• Problem details: The answer consists of one number: how many lines of the data below include the string "value".
• • • • • • •
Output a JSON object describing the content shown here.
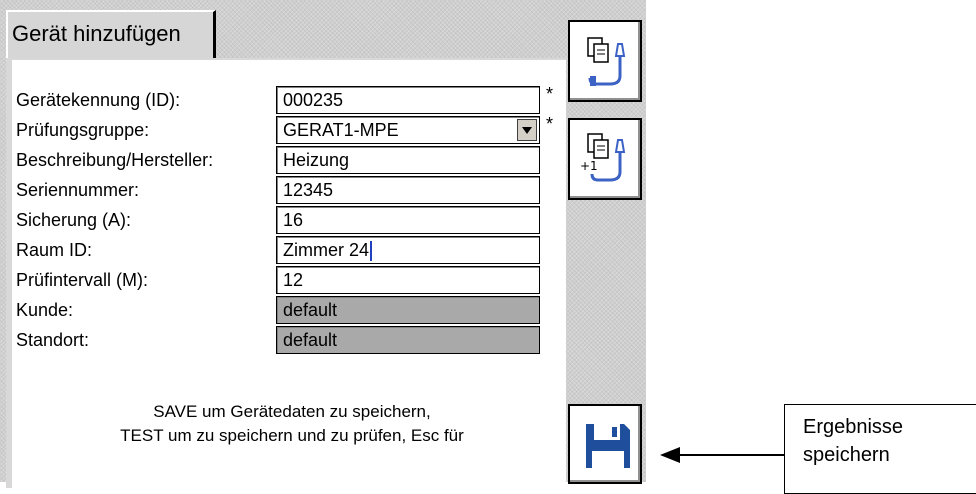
{
  "window": {
    "tab_title": "Gerät hinzufügen"
  },
  "form": {
    "fields": [
      {
        "label": "Gerätekennung (ID):",
        "value": "000235",
        "required": "*"
      },
      {
        "label": "Prüfungsgruppe:",
        "value": "GERAT1-MPE",
        "required": "*"
      },
      {
        "label": "Beschreibung/Hersteller:",
        "value": "Heizung"
      },
      {
        "label": "Seriennummer:",
        "value": "12345"
      },
      {
        "label": "Sicherung (A):",
        "value": "16"
      },
      {
        "label": "Raum ID:",
        "value": "Zimmer 24"
      },
      {
        "label": "Prüfintervall (M):",
        "value": "12"
      },
      {
        "label": "Kunde:",
        "value": "default"
      },
      {
        "label": "Standort:",
        "value": "default"
      }
    ]
  },
  "info": {
    "line1": "SAVE um Gerätedaten zu speichern,",
    "line2": "TEST um zu speichern und zu prüfen, Esc für"
  },
  "sidebar": {
    "copy_icon": "copy-plug-icon",
    "copy_increment_icon": "copy-plug-increment-icon",
    "increment_label": "+1",
    "save_icon": "floppy-disk-icon"
  },
  "annotation": {
    "line1": "Ergebnisse",
    "line2": "speichern"
  },
  "colors": {
    "floppy": "#1f4e9c",
    "plug": "#3b62c4",
    "readonly": "#a9a9a9"
  }
}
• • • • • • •
• Expected answer: 9